Those who argue that foreign creditors will never sell Treasuries because it’s “not in their best interest” should explain why investors sold tech stocks or housing when they were in bubbles. Surely, it wasn’t in the best interest of tech bulls to sell. Selling meant prices would fall, thereby damaging the value of tech stock positions. But they sold aggressively, because they perceived it to be in their best interests.

The situation of foreign creditors holding an unpayable mountain of debt of a trading partner is a classic “prisoner’s dilemma.” A prisoner’s dilemma is a situation in game theory in which two parties might not cooperate even if cooperation is in their best interest. China and Japan might both conclude that buying more US Treasuries is not in their best interest. If they both stop buying at the same time, prices will fall and yields will rise.

This scenario, by the way, is the reason that the responsible American public is opposed to Keynesian deficits as far as the eye can see. Just because Keynesian pro-deficit policies plug a theoretical hole in “aggregate demand” doesn’t mean they are sustainable or wise. The public understands that Keynesian deficits are unsustainable.

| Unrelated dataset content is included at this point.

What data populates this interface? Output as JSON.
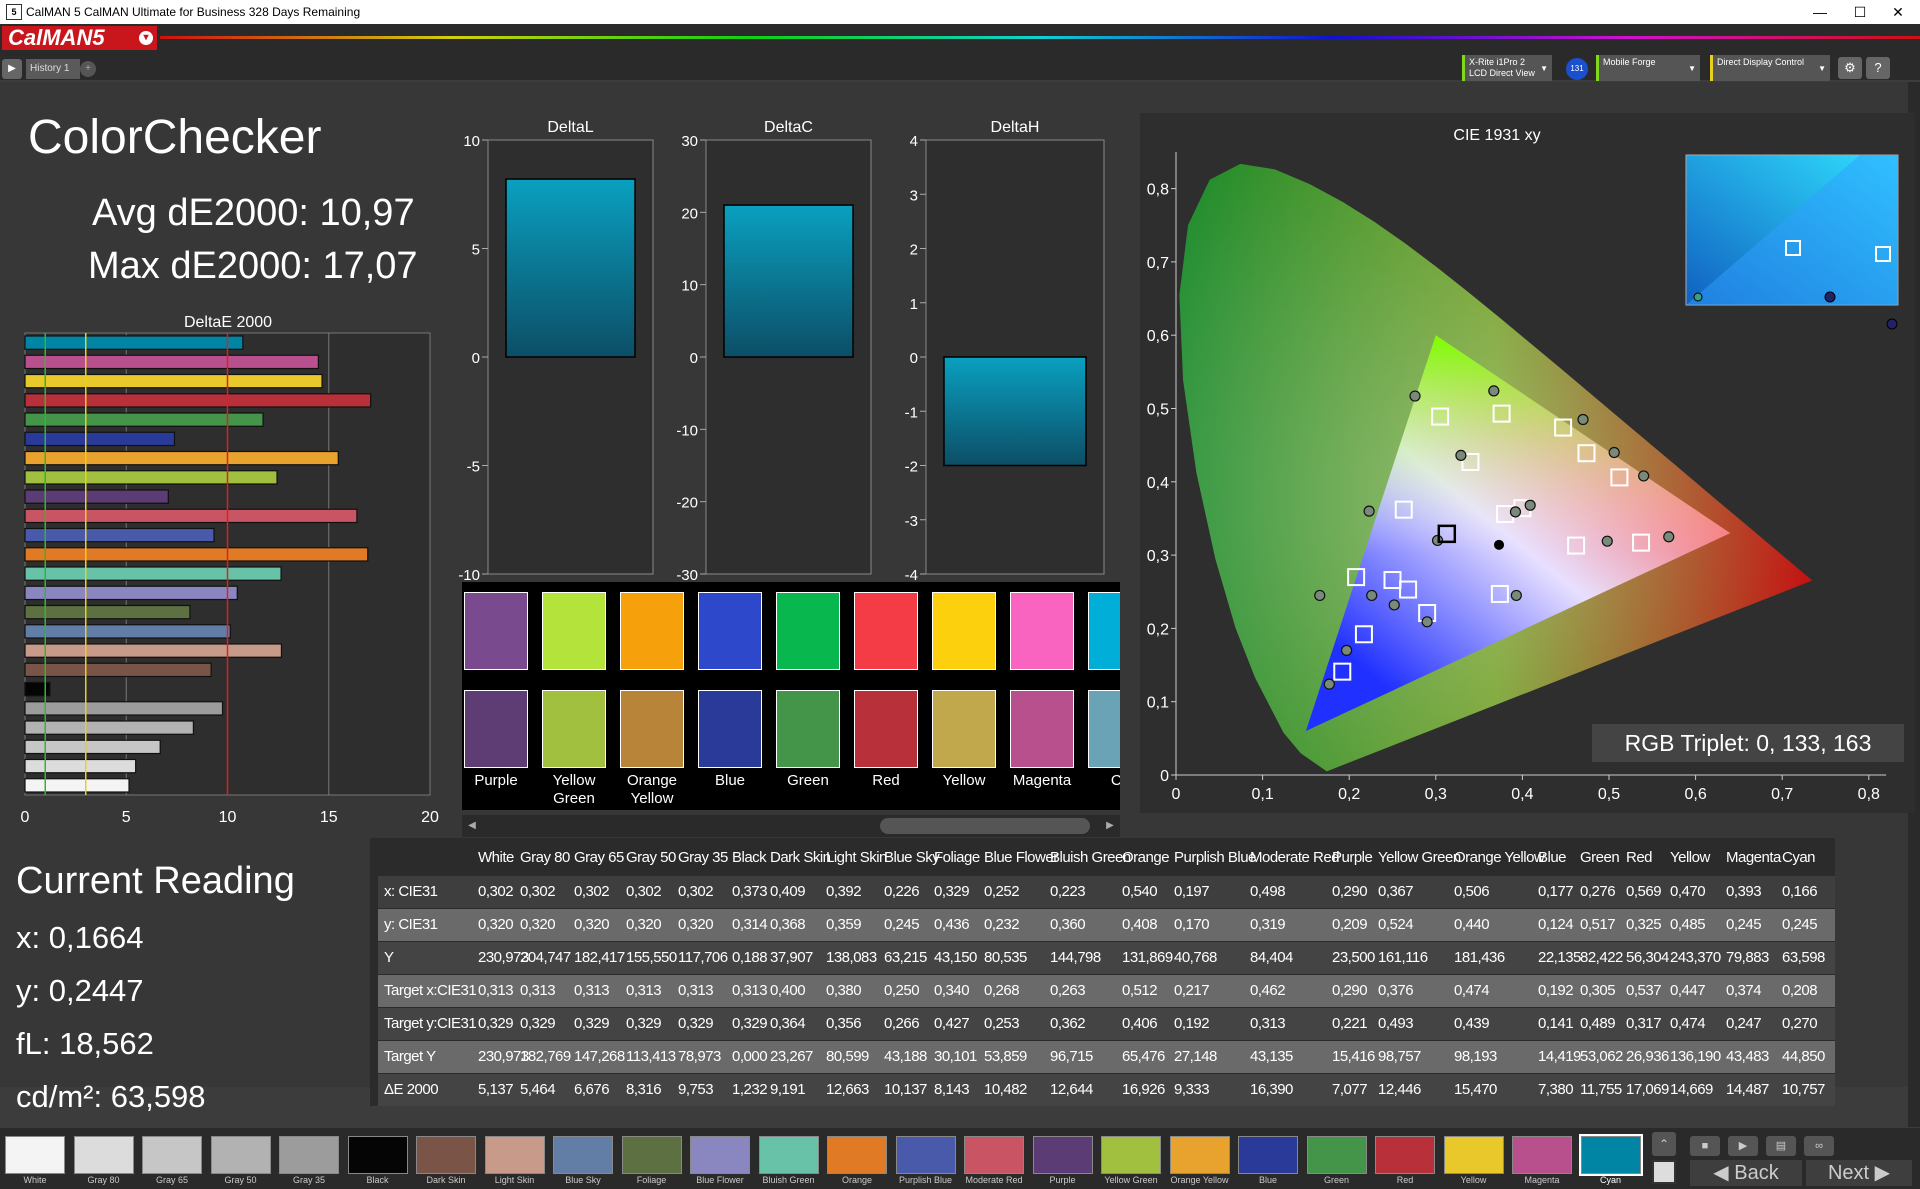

The cumulative effects of these deficits – which are never offset by surpluses during the good times – ultimately destroy confidence in both the government bond market and the currency.

When the Japanese government hits the debt wall in the next five years and Japanese bond yields spiral upward, it will prove the foolishness of Keynesian policy.

Here is where the existing stock of US Treasuries comes into play. Japan already owns $750 billion worth of Treasuries. When the Japanese government hits the debt wall and yields rise, the Bank of Japan will likely print new yen to fund the government. If so, the value of the yen could collapse, which would force the Japanese Ministry of Finance to sell some of its $750 billion in US Treasuries in order to defend its currency.

It remains to be seen how long the government and the central bank can keep savers involved in this Ponzi scheme. This scenario – if Japanese savers abruptly lose confidence in their government’s ability to service its massive debt load with taxes and bond market proceeds – is how Japan could shift quickly from deflationary conditions to hyperinflation.

Japan is several years ahead of the US in the transformation of its government bond market into a Ponzi scheme, so we should consider it a canary in the coal mine.

Aside from Japan, the appetites of two other huge Treasury investors are waning. The Chinese are rolling their maturing notes and bonds into buying shorter maturity bills. And the Social Security trust fund is not far from being in the position where it’s a net seller – rather than a net buyer – of Treasuries. With unemployment stubbornly high, less payroll taxes are flowing in. With lower payroll tax inflow in 2010, the trust fund has less of a surplus to invest into Treasuries. When demographics switch the trust into a deficit position, it will become a net seller, rather than a buyer, of Treasuries.

All of these factors argue convincingly for rising Treasury yields in 2010 and 2011. The consensus does not seem concerned about these factors. As of Jan. 20, the FTSE NAREIT Equity REIT Index yields 3.72%. This is roughly equal to the 3.64% benchmark 10-Year Treasury yield. Over the past 20 years, the average spread of the NAREIT index over Treasuries was 100 basis points, or 1%. Removing the influence of the 2005-2007 REIT bubble takes the historical average spread closer to 300 basis points over Treasuries.

So not only are REIT valuations at risk from rising Treasury yields, they’re also at risk from rising spreads over Treasuries. Considering that REITs are in a prolonged post-bubble environment, it’s reasonable to assume that REIT spreads over Treasuries will rise to 300 basis points or more. Assuming both factors – rising Treasury yields, a rising spread of REIT yields over Treasuries – the REIT index could easily fall 50% from current levels.


Dan Amoss
for The Daily Reckoning